The City of Bogotá is the capital of Colombia with a population of over seven million people. It is governed by a directly elected mayor, who cannot hold office for more than one four-year term consecutively. While the city formally lies within the Department of Cundinamarca, it is administered independently from the rest of the state and has a degree of autonomy, with 45 directly elected councillors on the Bogotá City Council. Like the UK and unlike India, the power of the regional state is not dominant in city governance structures. The mayor of Bogotá has relatively strong powers across many different sectors including education, health and transport, while the 20 local administrative boards, each made up of 7-11 members, have relatively few responsibilities compared to local boroughs in other cities. The mayor’s and City Council’s direct influence over transport, health, environmental and educational policies account for the city’s ability to implement a series of successful innovations, including the Transmilenio Bus Rapid Transit system, the ciclovía network of cycle ways, and the provision of high-quality schools and libraries near the city’s most deprived communities. 26% of the city budget is allocated to education, with 17% on health and 13% on transport.
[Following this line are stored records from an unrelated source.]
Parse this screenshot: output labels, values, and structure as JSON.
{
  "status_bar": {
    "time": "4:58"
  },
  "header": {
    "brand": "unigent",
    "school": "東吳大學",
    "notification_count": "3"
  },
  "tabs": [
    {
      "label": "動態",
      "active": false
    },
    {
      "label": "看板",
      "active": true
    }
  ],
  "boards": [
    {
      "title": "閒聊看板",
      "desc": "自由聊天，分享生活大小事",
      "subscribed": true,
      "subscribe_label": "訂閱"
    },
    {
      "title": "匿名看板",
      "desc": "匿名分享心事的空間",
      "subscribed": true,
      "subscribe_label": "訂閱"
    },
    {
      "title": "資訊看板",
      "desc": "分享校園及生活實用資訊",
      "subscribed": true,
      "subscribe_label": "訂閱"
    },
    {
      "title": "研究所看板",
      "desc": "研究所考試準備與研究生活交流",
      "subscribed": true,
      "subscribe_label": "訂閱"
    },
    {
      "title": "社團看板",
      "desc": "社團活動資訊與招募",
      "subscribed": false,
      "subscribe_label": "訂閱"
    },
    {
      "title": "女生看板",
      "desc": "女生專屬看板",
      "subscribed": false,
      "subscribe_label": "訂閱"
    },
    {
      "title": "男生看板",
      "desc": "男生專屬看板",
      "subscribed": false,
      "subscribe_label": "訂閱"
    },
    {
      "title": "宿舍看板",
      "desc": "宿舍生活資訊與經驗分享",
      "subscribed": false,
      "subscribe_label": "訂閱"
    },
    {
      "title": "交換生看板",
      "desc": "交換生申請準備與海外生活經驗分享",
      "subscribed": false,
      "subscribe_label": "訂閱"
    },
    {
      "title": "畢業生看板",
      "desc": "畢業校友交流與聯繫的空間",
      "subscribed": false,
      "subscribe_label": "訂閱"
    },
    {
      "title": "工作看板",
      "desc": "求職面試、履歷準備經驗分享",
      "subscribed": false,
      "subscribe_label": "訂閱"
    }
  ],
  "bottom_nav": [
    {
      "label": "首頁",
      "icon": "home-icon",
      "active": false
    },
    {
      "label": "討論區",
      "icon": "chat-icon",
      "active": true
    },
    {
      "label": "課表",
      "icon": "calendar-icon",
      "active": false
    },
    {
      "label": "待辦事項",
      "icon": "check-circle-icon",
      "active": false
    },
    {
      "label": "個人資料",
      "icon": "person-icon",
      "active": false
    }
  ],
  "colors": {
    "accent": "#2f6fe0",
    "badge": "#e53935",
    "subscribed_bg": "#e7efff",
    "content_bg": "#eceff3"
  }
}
Tokyo is largest urban agglomeration in the world with a population of 38 million people. It is the capital of Japan (and one of its 47 prefectures) and has 13.2 million residents. Despite its size, it has developed an articulated metropolitan governance system that responds to its specific economic, environmental and social challenges, with one of the most sophisticated and efficient integrated public transport systems in the world. Given the size and economic weight of the greater Tokyo area, the directly elected Governor of Tokyo is the second most powerful figure in Japan after the Prime Minister, with an electorate of 9.6 million residents. 127 members of the Tokyo Metropolitan Assembly are directly elected. The Tokyo Metropolitan Government (TMG) administers a total of 62 municipalities which include 23 special wards, 26 cities, five towns and eight villages. Each of these 62 units has a directly elected mayor and assembly who serve office for four years. While the TMG handles broader administrative works, local municipalities are responsible for local services such as education, health and welfare. The 23 special high-density wards are home to major business activities, with different needs from the other municipalities in the prefecture. While 16% of the TMG budget goes to education, 14% to civil engineering and 14% to social welfare, it is interesting to note that 15% is allocated to special ward initiatives.
Please use this reference when quoting this data: Key statistics on Delhi from Urban Age research, developed by LSE Cities, a research centre at the London School of Economics supported by Deutsche Bank’s Alfred Herrhausen Society.